Solo Programming, Pairing, and Mobbing: Which Is Right for You?
Progamming and testing have often been thought of as individual pursuits. Headphones on, eyes focused on the monitor—this is “solo programming.” Yet today, most developers and testers find themselves in the midst of a larger team working on complex systems containing countless interactions.
Having a bunch of isolated individuals in this situation creates headaches and increases costs. One developer changes a few lines of code in the system. Another programmer later curses that something they’re working on is broken, and they can no longer understand the code. A tester might similarly find frustration that the behavior of the system keeps changing, often in unintended ways.
Pair programming is a development mode that promotes more collaboration. When pairing, you sit beside another developer or tester to design, build, and verify software. Both parties must agree on how to proceed, and both understand the solution when it’s done.
Because two heads are better than one, pairs produce higher quality solutions that cost less to maintain. But it’s still possible for a pair to go down a rathole with a bad design. Consequently, frequent pair swapping is a good practice: An individual swapping into a pair has an opportunity to prevent a troubled solution from reaching production.
Pair swapping also helps propagate knowledge across the team, which helps minimize risk, lower maintenance costs, and reduce key-person dependency.
However, pairing does demand more management overhead:
- The team must figure out who’s pairing with whom
- When swapping, a pair must spend time reviewing the work in progress
- The team requires a process for dealing with code produced without a pair
- Interpersonal issues (“I hate pairing with Cruella!”) can require intervention
A solution may be another collaborative development mode that has risen in popularity over the past several years: mob programming, or “mobbing,” where the entire team sits in a common area working collaboratively on one thing at a time.
Mobbing immediately shrinks the amount of management overhead:
- We no longer worry about who’s pairing with whom
- We spend far less time on special meetings to collaborate (iteration or sprint planning meetings, daily standups or scrums, retrospectives, etc.)
- Everyone is in the room at the same time, so we all already know what’s going on

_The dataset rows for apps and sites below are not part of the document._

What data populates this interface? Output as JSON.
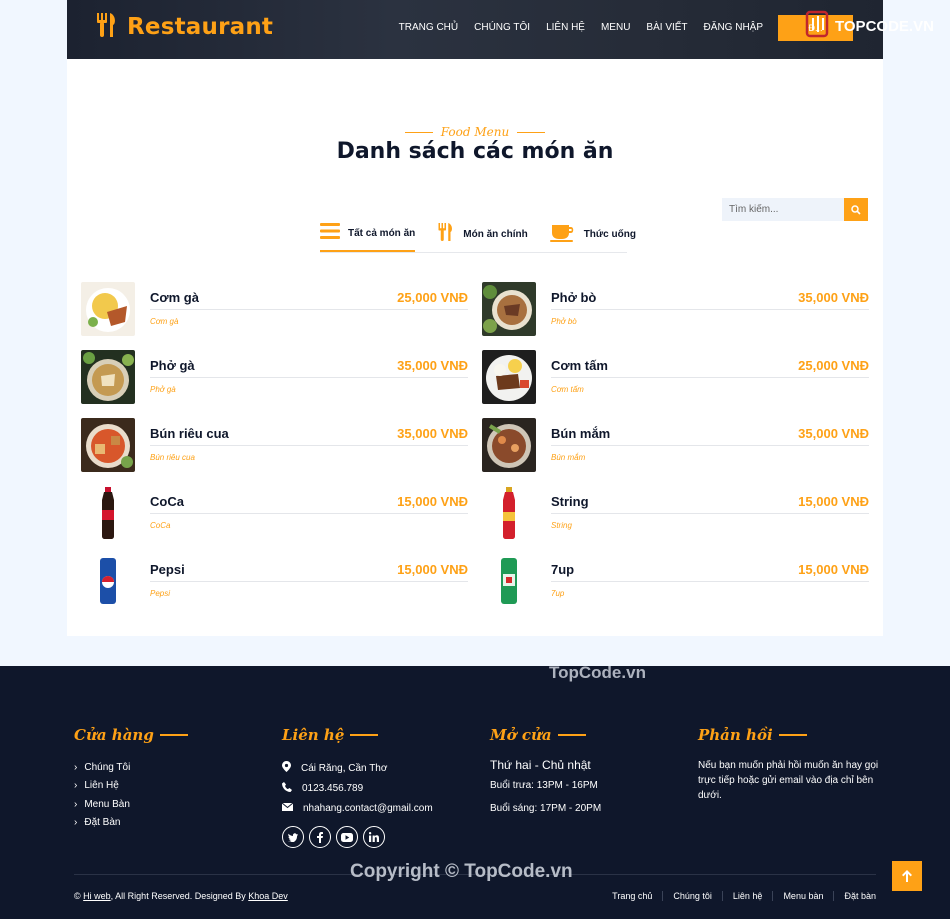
{
  "brand": {
    "name": "Restaurant"
  },
  "nav": {
    "items": [
      "TRANG CHỦ",
      "CHÚNG TÔI",
      "LIÊN HỆ",
      "MENU",
      "BÀI VIẾT",
      "ĐĂNG NHẬP"
    ],
    "cta": "Đ..."
  },
  "watermark": {
    "top": "TOPCODE.VN",
    "middle": "TopCode.vn",
    "copyright": "Copyright © TopCode.vn"
  },
  "section": {
    "subtitle": "Food Menu",
    "title": "Danh sách các món ăn"
  },
  "search": {
    "placeholder": "Tìm kiếm..."
  },
  "tabs": [
    {
      "label": "Tất cả món ăn",
      "icon": "list-icon",
      "active": true
    },
    {
      "label": "Món ăn chính",
      "icon": "utensils-icon",
      "active": false
    },
    {
      "label": "Thức uống",
      "icon": "coffee-icon",
      "active": false
    }
  ],
  "menu": [
    {
      "name": "Cơm gà",
      "price": "25,000 VNĐ",
      "desc": "Cơm gà",
      "image": "rice-chicken"
    },
    {
      "name": "Phở bò",
      "price": "35,000 VNĐ",
      "desc": "Phở bò",
      "image": "pho-beef"
    },
    {
      "name": "Phở gà",
      "price": "35,000 VNĐ",
      "desc": "Phở gà",
      "image": "pho-chicken"
    },
    {
      "name": "Cơm tấm",
      "price": "25,000 VNĐ",
      "desc": "Cơm tấm",
      "image": "broken-rice"
    },
    {
      "name": "Bún riêu cua",
      "price": "35,000 VNĐ",
      "desc": "Bún riêu cua",
      "image": "crab-noodle"
    },
    {
      "name": "Bún mắm",
      "price": "35,000 VNĐ",
      "desc": "Bún mắm",
      "image": "fish-noodle"
    },
    {
      "name": "CoCa",
      "price": "15,000 VNĐ",
      "desc": "CoCa",
      "image": "coke-bottle"
    },
    {
      "name": "String",
      "price": "15,000 VNĐ",
      "desc": "String",
      "image": "sting-bottle"
    },
    {
      "name": "Pepsi",
      "price": "15,000 VNĐ",
      "desc": "Pepsi",
      "image": "pepsi-can"
    },
    {
      "name": "7up",
      "price": "15,000 VNĐ",
      "desc": "7up",
      "image": "7up-can"
    }
  ],
  "footer": {
    "store": {
      "title": "Cửa hàng",
      "links": [
        "Chúng Tôi",
        "Liên Hệ",
        "Menu Bàn",
        "Đặt Bàn"
      ]
    },
    "contact": {
      "title": "Liên hệ",
      "address": "Cái Răng, Cần Thơ",
      "phone": "0123.456.789",
      "email": "nhahang.contact@gmail.com"
    },
    "open": {
      "title": "Mở cửa",
      "days": "Thứ hai - Chủ nhật",
      "lunch": "Buổi trưa: 13PM - 16PM",
      "morning": "Buổi sáng: 17PM - 20PM"
    },
    "feedback": {
      "title": "Phản hồi",
      "text": "Nếu bạn muốn phải hồi muốn ăn hay gọi trực tiếp hoặc gửi email vào địa chỉ bên dưới."
    },
    "copyright": {
      "prefix": "©",
      "site": "Hi web",
      "middle": ", All Right Reserved. Designed By",
      "author": "Khoa Dev"
    },
    "links": [
      "Trang chủ",
      "Chúng tôi",
      "Liên hệ",
      "Menu bàn",
      "Đặt bàn"
    ]
  },
  "colors": {
    "accent": "#fea116",
    "dark": "#0f172b"
  }
}
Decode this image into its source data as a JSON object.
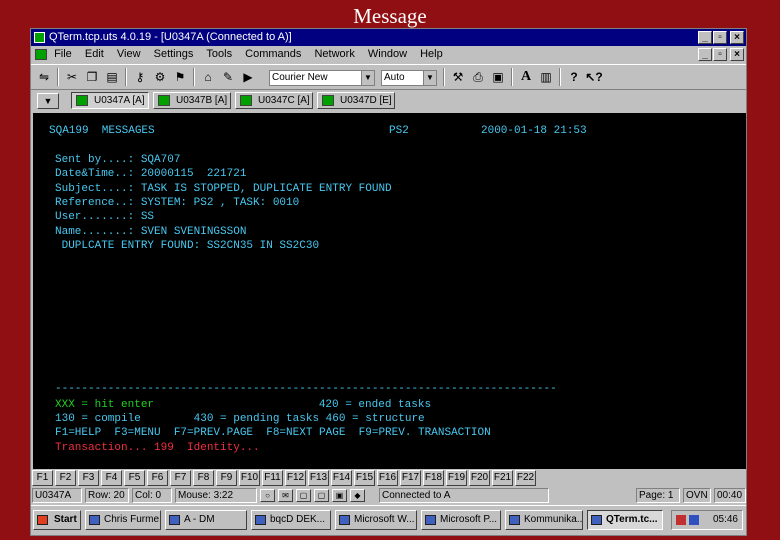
{
  "slide": {
    "title": "Message"
  },
  "window": {
    "title": "QTerm.tcp.uts 4.0.19 - [U0347A (Connected to A)]",
    "controls": {
      "minimize": "_",
      "restore": "▫",
      "close": "×"
    }
  },
  "menu": [
    "File",
    "Edit",
    "View",
    "Settings",
    "Tools",
    "Commands",
    "Network",
    "Window",
    "Help"
  ],
  "toolbar": {
    "font_combo": "Courier New",
    "size_combo": "Auto",
    "font_button": "A"
  },
  "sessions": [
    {
      "label": "U0347A [A]"
    },
    {
      "label": "U0347B [A]"
    },
    {
      "label": "U0347C [A]"
    },
    {
      "label": "U0347D [E]"
    }
  ],
  "terminal": {
    "header_left": "SQA199  MESSAGES",
    "header_mid": "PS2",
    "header_right": "2000-01-18 21:53",
    "fields": [
      "Sent by....: SQA707",
      "Date&Time..: 20000115  221721",
      "Subject....: TASK IS STOPPED, DUPLICATE ENTRY FOUND",
      "Reference..: SYSTEM: PS2 , TASK: 0010",
      "User.......: SS",
      "Name.......: SVEN SVENINGSSON",
      " DUPLCATE ENTRY FOUND: SS2CN35 IN SS2C30"
    ],
    "separator": "----------------------------------------------------------------------------",
    "help1_green": "XXX = hit enter",
    "help1_rest": "                       420 = ended tasks",
    "help2": "130 = compile        430 = pending tasks 460 = structure",
    "help3": "F1=HELP  F3=MENU  F7=PREV.PAGE  F8=NEXT PAGE  F9=PREV. TRANSACTION",
    "transaction": "Transaction... 199  Identity..."
  },
  "fkeys": [
    "F1",
    "F2",
    "F3",
    "F4",
    "F5",
    "F6",
    "F7",
    "F8",
    "F9",
    "F10",
    "F11",
    "F12",
    "F13",
    "F14",
    "F15",
    "F16",
    "F17",
    "F18",
    "F19",
    "F20",
    "F21",
    "F22"
  ],
  "status": {
    "session": "U0347A",
    "row": "Row: 20",
    "col": "Col: 0",
    "mouse": "Mouse: 3:22",
    "connection": "Connected to A",
    "page": "Page: 1",
    "ovn": "OVN",
    "time": "00:40"
  },
  "taskbar": {
    "start": "Start",
    "items": [
      "Chris Furme...",
      "A - DM",
      "bqcD DEK...",
      "Microsoft W...",
      "Microsoft P...",
      "Kommunika...",
      "QTerm.tc..."
    ],
    "clock": "05:46"
  }
}
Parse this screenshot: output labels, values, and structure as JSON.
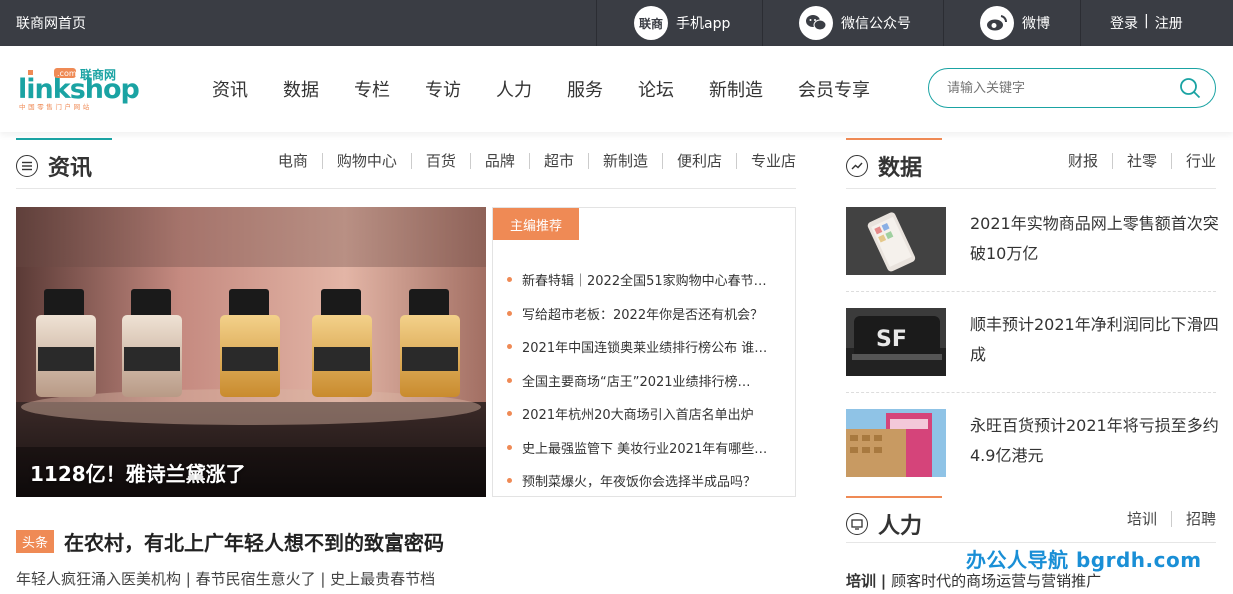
{
  "topbar": {
    "home": "联商网首页",
    "app_icon": "联商",
    "app": "手机app",
    "wechat": "微信公众号",
    "weibo": "微博",
    "login": "登录",
    "divider": "|",
    "register": "注册"
  },
  "logo": {
    "text": "linkshop",
    "cn": "联商网",
    "com": ".com",
    "tagline": "中国零售门户网站"
  },
  "nav": [
    "资讯",
    "数据",
    "专栏",
    "专访",
    "人力",
    "服务",
    "论坛",
    "新制造",
    "会员专享"
  ],
  "search": {
    "placeholder": "请输入关键字"
  },
  "news_section": {
    "title": "资讯",
    "links": [
      "电商",
      "购物中心",
      "百货",
      "品牌",
      "超市",
      "新制造",
      "便利店",
      "专业店"
    ],
    "hero_caption": "1128亿！雅诗兰黛涨了",
    "picks_tag": "主编推荐",
    "picks": [
      "新春特辑｜2022全国51家购物中心春节…",
      "写给超市老板：2022年你是否还有机会？",
      "2021年中国连锁奥莱业绩排行榜公布 谁…",
      "全国主要商场“店王”2021业绩排行榜…",
      "2021年杭州20大商场引入首店名单出炉",
      "史上最强监管下 美妆行业2021年有哪些…",
      "预制菜爆火，年夜饭你会选择半成品吗？"
    ],
    "headline_badge": "头条",
    "headline": "在农村，有北上广年轻人想不到的致富密码",
    "subline": "年轻人疯狂涌入医美机构 | 春节民宿生意火了 | 史上最贵春节档"
  },
  "data_section": {
    "title": "数据",
    "links": [
      "财报",
      "社零",
      "行业"
    ],
    "items": [
      {
        "title": "2021年实物商品网上零售额首次突破10万亿"
      },
      {
        "title": "顺丰预计2021年净利润同比下滑四成"
      },
      {
        "title": "永旺百货预计2021年将亏损至多约4.9亿港元"
      }
    ]
  },
  "hr_section": {
    "title": "人力",
    "links": [
      "培训",
      "招聘"
    ],
    "item_tag": "培训",
    "item_divider": "|",
    "item_text": "顾客时代的商场运营与营销推广"
  },
  "watermark": "办公人导航  bgrdh.com",
  "colors": {
    "teal": "#1aa3a3",
    "orange": "#ef8a55",
    "topbar": "#3a3d44"
  }
}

Adhering to a few simple mobbing rules goes a long way toward creating an effective and enjoyable environment for creating and testing software. In fact, mobbing is so successful in some shops that software teams use it for most of their work. “It makes us faster,” I’ve heard a few times.
Solo programming, pairing, and mobbing—the development modes listed in order of their collaboration value—each has its place in a modern software development effort. Each is effective for certain kinds of challenges.
Not sure which to use? Start with the most collaborative mode, and back off to less collaborative practices only when you find mobbing is not working well for you. Just make sure you understand and continually improve upon how to manage the collaboration.
Jeff Langr is presenting the session A Personal History of Collaboration: Soloing, Pairing, Mobbing, Cube Farms, and Pipe Fires at the Agile + DevOps East 2018 conference, November 4–9 in Orlando, Florida.